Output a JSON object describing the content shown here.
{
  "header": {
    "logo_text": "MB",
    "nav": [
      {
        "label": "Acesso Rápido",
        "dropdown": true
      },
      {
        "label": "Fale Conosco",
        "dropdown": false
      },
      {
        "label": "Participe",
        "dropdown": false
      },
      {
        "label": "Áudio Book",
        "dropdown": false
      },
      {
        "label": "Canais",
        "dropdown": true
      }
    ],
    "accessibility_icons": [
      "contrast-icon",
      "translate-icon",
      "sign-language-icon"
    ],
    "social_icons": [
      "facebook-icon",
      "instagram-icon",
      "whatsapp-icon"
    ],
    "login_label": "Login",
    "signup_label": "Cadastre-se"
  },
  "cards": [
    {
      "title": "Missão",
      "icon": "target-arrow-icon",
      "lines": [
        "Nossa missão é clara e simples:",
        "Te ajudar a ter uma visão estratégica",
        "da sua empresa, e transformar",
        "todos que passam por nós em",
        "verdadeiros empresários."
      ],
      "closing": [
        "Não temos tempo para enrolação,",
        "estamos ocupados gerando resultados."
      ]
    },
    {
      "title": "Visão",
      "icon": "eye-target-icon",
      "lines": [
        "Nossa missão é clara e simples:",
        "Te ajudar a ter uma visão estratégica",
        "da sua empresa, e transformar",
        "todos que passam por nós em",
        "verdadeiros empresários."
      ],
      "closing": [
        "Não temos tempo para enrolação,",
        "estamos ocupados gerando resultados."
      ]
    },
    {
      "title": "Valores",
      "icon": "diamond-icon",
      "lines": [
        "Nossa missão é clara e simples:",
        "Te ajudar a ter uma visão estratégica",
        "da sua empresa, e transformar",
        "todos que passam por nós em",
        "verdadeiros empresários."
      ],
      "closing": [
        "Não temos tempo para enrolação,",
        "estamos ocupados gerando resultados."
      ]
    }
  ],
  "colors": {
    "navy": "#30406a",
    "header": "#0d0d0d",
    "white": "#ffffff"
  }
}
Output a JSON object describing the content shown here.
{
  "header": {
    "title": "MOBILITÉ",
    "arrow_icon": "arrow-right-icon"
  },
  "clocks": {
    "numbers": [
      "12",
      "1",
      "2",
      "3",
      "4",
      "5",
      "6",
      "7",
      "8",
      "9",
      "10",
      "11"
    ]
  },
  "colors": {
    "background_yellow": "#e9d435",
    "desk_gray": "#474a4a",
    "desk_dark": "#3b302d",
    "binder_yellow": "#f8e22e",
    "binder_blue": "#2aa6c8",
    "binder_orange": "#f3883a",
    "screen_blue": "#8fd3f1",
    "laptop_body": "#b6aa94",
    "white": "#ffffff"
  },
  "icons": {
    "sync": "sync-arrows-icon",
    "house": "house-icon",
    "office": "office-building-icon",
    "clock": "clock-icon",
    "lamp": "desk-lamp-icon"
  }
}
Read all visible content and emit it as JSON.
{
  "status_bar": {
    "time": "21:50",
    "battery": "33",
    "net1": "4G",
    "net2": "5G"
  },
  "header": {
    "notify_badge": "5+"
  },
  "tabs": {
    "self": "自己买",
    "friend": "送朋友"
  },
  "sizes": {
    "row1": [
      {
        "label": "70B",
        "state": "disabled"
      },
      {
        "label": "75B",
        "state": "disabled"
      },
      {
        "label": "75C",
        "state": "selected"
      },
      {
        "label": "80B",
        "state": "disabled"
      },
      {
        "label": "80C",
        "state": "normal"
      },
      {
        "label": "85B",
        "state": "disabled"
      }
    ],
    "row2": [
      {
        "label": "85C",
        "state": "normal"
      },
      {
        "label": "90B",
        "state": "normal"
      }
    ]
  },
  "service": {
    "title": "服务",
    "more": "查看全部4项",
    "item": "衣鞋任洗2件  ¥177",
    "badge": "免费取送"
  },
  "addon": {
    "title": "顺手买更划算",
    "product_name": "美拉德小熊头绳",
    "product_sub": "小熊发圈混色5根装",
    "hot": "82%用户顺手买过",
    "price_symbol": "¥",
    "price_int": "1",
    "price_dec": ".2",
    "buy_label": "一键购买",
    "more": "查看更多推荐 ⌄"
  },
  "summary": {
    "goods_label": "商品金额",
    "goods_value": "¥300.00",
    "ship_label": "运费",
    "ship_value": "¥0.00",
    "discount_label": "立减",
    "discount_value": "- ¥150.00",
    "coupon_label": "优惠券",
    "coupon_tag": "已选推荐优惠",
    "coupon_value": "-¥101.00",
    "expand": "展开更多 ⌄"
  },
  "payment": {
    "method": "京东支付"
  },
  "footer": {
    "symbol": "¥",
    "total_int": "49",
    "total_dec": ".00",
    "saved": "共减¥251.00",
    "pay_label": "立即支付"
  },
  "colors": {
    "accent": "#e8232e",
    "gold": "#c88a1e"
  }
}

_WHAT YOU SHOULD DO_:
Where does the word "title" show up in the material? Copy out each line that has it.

_REPLY TO THE EXERCISE_:
      "title": "Missão",
      "title": "Visão",
      "title": "Valores",
    "title": "MOBILITÉ",
    "title": "服务",
    "title": "顺手买更划算",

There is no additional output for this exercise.